▶ _WHAT TO DO_
Produce the tally of lines in the material below that hold "WYMIARÓW", without anything else.
** TASK INPUTS follows **
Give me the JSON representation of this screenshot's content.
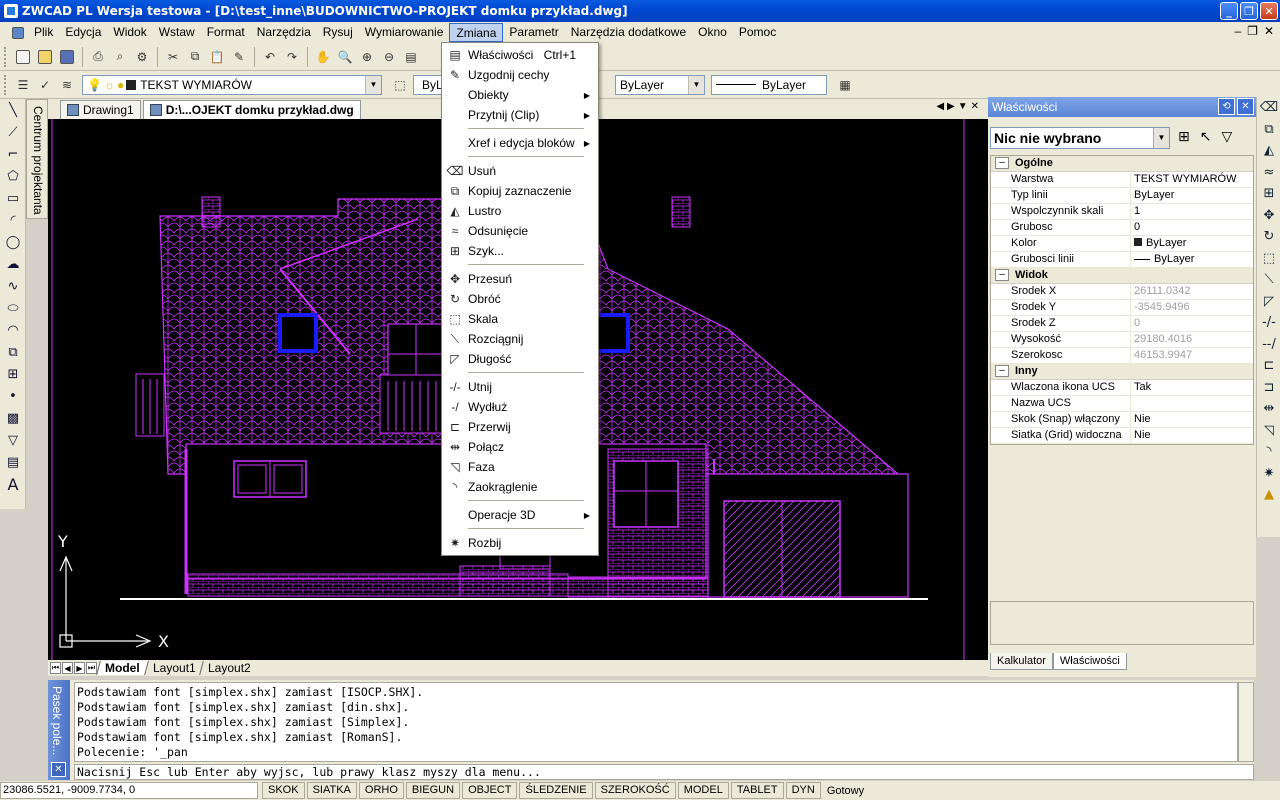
{
  "window": {
    "title": "ZWCAD PL Wersja testowa - [D:\\test_inne\\BUDOWNICTWO-PROJEKT domku przykład.dwg]"
  },
  "menubar": {
    "items": [
      "Plik",
      "Edycja",
      "Widok",
      "Wstaw",
      "Format",
      "Narzędzia",
      "Rysuj",
      "Wymiarowanie",
      "Zmiana",
      "Parametr",
      "Narzędzia dodatkowe",
      "Okno",
      "Pomoc"
    ],
    "active": "Zmiana"
  },
  "toolbar2": {
    "layer": "TEKST WYMIARÓW",
    "color": "ByLayer",
    "linetype": "ByLayer",
    "lineweight": "ByLayer"
  },
  "sidepanel": {
    "label": "Centrum projektanta"
  },
  "doctabs": [
    {
      "label": "Drawing1"
    },
    {
      "label": "D:\\...OJEKT domku przykład.dwg"
    }
  ],
  "layouts": [
    "Model",
    "Layout1",
    "Layout2"
  ],
  "dropdown": {
    "groups": [
      [
        {
          "label": "Właściwości",
          "shortcut": "Ctrl+1",
          "icon": "properties-icon"
        },
        {
          "label": "Uzgodnij cechy",
          "icon": "match-properties-icon"
        },
        {
          "label": "Obiekty",
          "submenu": true
        },
        {
          "label": "Przytnij (Clip)",
          "submenu": true
        }
      ],
      [
        {
          "label": "Xref i edycja bloków",
          "submenu": true
        }
      ],
      [
        {
          "label": "Usuń",
          "icon": "erase-icon"
        },
        {
          "label": "Kopiuj zaznaczenie",
          "icon": "copy-icon"
        },
        {
          "label": "Lustro",
          "icon": "mirror-icon"
        },
        {
          "label": "Odsunięcie",
          "icon": "offset-icon"
        },
        {
          "label": "Szyk...",
          "icon": "array-icon"
        }
      ],
      [
        {
          "label": "Przesuń",
          "icon": "move-icon"
        },
        {
          "label": "Obróć",
          "icon": "rotate-icon"
        },
        {
          "label": "Skala",
          "icon": "scale-icon"
        },
        {
          "label": "Rozciągnij",
          "icon": "stretch-icon"
        },
        {
          "label": "Długość",
          "icon": "lengthen-icon"
        }
      ],
      [
        {
          "label": "Utnij",
          "icon": "trim-icon"
        },
        {
          "label": "Wydłuż",
          "icon": "extend-icon"
        },
        {
          "label": "Przerwij",
          "icon": "break-icon"
        },
        {
          "label": "Połącz",
          "icon": "join-icon"
        },
        {
          "label": "Faza",
          "icon": "chamfer-icon"
        },
        {
          "label": "Zaokrąglenie",
          "icon": "fillet-icon"
        }
      ],
      [
        {
          "label": "Operacje 3D",
          "submenu": true
        }
      ],
      [
        {
          "label": "Rozbij",
          "icon": "explode-icon"
        }
      ]
    ]
  },
  "properties": {
    "title": "Właściwości",
    "selection": "Nic nie wybrano",
    "categories": [
      {
        "name": "Ogólne",
        "rows": [
          [
            "Warstwa",
            "TEKST WYMIARÓW"
          ],
          [
            "Typ linii",
            "ByLayer"
          ],
          [
            "Wspolczynnik skali",
            "1"
          ],
          [
            "Grubosc",
            "0"
          ],
          [
            "Kolor",
            "ByLayer"
          ],
          [
            "Grubosci linii",
            "ByLayer"
          ]
        ]
      },
      {
        "name": "Widok",
        "rows": [
          [
            "Srodek X",
            "26111.0342"
          ],
          [
            "Srodek Y",
            "-3545.9496"
          ],
          [
            "Srodek Z",
            "0"
          ],
          [
            "Wysokość",
            "29180.4016"
          ],
          [
            "Szerokosc",
            "46153.9947"
          ]
        ]
      },
      {
        "name": "Inny",
        "rows": [
          [
            "Wlaczona ikona UCS",
            "Tak"
          ],
          [
            "Nazwa UCS",
            ""
          ],
          [
            "Skok (Snap) włączony",
            "Nie"
          ],
          [
            "Siatka (Grid) widoczna",
            "Nie"
          ]
        ]
      }
    ],
    "tabs": [
      "Kalkulator",
      "Właściwości"
    ]
  },
  "command": {
    "side_label": "Pasek pole...",
    "log": [
      "Podstawiam font [simplex.shx] zamiast [ISOCP.SHX].",
      "Podstawiam font [simplex.shx] zamiast [din.shx].",
      "Podstawiam font [simplex.shx] zamiast [Simplex].",
      "Podstawiam font [simplex.shx] zamiast [RomanS].",
      "Polecenie: '_pan"
    ],
    "prompt": "Nacisnij Esc lub Enter aby wyjsc, lub prawy klasz myszy dla menu..."
  },
  "status": {
    "coords": "23086.5521,  -9009.7734,  0",
    "buttons": [
      "SKOK",
      "SIATKA",
      "ORHO",
      "BIEGUN",
      "OBJECT",
      "ŚLEDZENIE",
      "SZEROKOŚĆ",
      "MODEL",
      "TABLET",
      "DYN"
    ],
    "ready": "Gotowy"
  },
  "ucs": {
    "x": "X",
    "y": "Y"
  },
  "colors": {
    "drawing": "#cc33ff",
    "window_blue": "#1b1bff",
    "canvas_bg": "#000000"
  }
}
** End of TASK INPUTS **
▶ _EXPECTED OUTPUT_
2